Administrative assistant Bosede Sule, who is of Nigerian origin, was awarded £1,000 compensation for harassment in 2017 but has continued to pursue and escalate her claims against the firm and ex-colleagues.

In total, she brought 14 separate claims against Shoosmiths and six current and former employees, with allegations including race discrimination, age and disability discrimination. Her claims related to her employment ending in 2016, except one relating to rejection of a complaint made to chief executive Simon Boss in July last year.

Sitting at the Manchester tribunal, Employment Judge Tom Ryan supported Shoosmiths’ application to have all claims struck out, concluding they were an abuse of the process.

‘Making repeated claims about the same employment three years after earlier hearings have determined the issues arising from that employment is undoubtedly using the process in a way which is significantly different from the ordinary and proper use of the process', said the judge. ‘I therefore find that these claims are vexatious.’

The latest tribunal heard that Sule had challenged the £1,000 award in the Employment Appeal Tribunal, but this was dismissed as having no reasonable prospect of success. She then saw an application to the original tribunal for reconsideration of its judgment refused.

Three further claims were then presented by her, which were found to be out of time and an abuse of process because they had not been put forward previously. She subsequently appealed, again unsuccessfully, and was told by the judge there must be ‘finality in litigation’. However, she proceeded with the 14 claims that were subject to the latest hearing.

The ‘new’ element of the latest claims concerned Boss’ response to her request for him to investigate matters from her employment. He had said that all matters connected with her time with the firm had been thoroughly reviewed, to which she complained of racial discrimination.

The judge concluded that Shoosmiths and Boss had established this particular claim had no reasonable prospect of success.
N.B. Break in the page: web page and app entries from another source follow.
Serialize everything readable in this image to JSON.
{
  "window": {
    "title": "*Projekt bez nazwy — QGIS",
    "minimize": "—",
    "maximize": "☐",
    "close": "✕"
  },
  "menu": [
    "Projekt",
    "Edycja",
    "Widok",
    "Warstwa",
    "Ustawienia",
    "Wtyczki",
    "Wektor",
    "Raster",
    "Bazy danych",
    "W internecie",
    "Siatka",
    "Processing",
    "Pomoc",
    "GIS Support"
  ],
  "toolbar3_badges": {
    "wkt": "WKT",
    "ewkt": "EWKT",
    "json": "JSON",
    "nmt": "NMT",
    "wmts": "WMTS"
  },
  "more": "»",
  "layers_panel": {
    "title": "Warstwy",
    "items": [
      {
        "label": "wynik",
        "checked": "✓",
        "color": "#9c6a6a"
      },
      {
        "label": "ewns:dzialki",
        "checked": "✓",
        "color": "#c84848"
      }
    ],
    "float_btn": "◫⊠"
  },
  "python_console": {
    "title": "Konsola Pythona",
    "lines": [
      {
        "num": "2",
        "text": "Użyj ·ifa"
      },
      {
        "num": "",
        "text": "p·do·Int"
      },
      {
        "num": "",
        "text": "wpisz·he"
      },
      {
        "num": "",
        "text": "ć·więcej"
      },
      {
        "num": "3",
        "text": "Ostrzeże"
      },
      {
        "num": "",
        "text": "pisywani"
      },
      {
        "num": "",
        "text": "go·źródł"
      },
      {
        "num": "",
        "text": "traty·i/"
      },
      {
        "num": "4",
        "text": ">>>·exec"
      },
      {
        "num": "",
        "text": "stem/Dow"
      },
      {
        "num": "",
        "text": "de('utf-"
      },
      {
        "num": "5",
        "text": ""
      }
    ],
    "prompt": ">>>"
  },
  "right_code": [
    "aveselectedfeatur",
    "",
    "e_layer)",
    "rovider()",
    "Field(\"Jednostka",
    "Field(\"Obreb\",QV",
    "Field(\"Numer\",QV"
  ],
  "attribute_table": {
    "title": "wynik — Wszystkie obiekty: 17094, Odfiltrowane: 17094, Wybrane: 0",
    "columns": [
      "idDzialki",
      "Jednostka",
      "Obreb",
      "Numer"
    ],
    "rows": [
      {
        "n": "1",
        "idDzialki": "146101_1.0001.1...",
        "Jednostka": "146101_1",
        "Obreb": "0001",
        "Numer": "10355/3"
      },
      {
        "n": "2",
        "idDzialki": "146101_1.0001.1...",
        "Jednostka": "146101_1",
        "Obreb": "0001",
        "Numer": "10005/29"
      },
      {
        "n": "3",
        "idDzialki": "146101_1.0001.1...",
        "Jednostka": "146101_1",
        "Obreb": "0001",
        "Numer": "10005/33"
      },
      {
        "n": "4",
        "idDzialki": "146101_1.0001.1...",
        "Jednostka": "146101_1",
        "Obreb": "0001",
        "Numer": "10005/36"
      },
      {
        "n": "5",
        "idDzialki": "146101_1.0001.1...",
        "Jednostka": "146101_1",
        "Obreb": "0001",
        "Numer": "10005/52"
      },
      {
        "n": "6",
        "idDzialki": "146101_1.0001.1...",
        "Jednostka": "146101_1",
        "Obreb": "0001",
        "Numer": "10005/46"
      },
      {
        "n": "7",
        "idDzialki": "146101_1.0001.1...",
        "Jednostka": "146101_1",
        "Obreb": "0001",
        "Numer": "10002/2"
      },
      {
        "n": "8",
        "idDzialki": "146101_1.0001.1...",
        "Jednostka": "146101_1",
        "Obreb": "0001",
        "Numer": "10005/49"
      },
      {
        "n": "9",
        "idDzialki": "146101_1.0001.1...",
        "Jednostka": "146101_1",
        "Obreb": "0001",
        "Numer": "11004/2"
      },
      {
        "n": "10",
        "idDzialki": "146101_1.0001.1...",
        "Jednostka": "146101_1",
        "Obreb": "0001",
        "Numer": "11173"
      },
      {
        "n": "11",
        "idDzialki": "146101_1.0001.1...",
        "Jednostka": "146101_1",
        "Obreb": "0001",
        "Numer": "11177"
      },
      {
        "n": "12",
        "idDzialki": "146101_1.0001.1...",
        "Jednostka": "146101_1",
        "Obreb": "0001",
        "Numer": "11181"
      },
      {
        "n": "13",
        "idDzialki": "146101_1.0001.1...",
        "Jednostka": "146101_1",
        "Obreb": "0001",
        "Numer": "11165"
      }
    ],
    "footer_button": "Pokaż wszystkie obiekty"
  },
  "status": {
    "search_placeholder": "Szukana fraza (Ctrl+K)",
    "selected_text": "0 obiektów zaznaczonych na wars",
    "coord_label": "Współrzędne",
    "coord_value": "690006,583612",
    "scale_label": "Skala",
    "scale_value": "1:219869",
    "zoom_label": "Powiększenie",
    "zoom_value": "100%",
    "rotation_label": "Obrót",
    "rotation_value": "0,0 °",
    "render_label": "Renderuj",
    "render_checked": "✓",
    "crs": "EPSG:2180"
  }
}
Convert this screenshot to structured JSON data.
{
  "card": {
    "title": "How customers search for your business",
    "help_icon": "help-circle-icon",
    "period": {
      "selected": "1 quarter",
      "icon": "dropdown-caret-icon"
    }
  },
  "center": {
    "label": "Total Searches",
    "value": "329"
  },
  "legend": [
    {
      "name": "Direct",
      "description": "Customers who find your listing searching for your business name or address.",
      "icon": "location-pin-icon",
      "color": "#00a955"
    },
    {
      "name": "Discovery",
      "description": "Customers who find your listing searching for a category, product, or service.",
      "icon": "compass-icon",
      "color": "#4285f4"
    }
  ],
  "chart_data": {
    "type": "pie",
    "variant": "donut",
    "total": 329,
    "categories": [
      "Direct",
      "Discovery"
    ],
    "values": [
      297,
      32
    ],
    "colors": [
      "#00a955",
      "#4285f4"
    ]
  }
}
Boss’ rejection of her request had nothing to do with race but everything to do with her pursuing three-year-old matters after several failed attempts.

The judge said Shoosmiths’ response had been ‘measured’. The firm had acknowledged Sule’s right to have proper allegations of discrimination heard and determined, and pointed out the matter had been reviewed now by two previous tribunals, an employment appeal tribunal and the SRA. Throughout this process, Shoosmiths had neither suggested the claimant was vexatious nor pursued her for costs.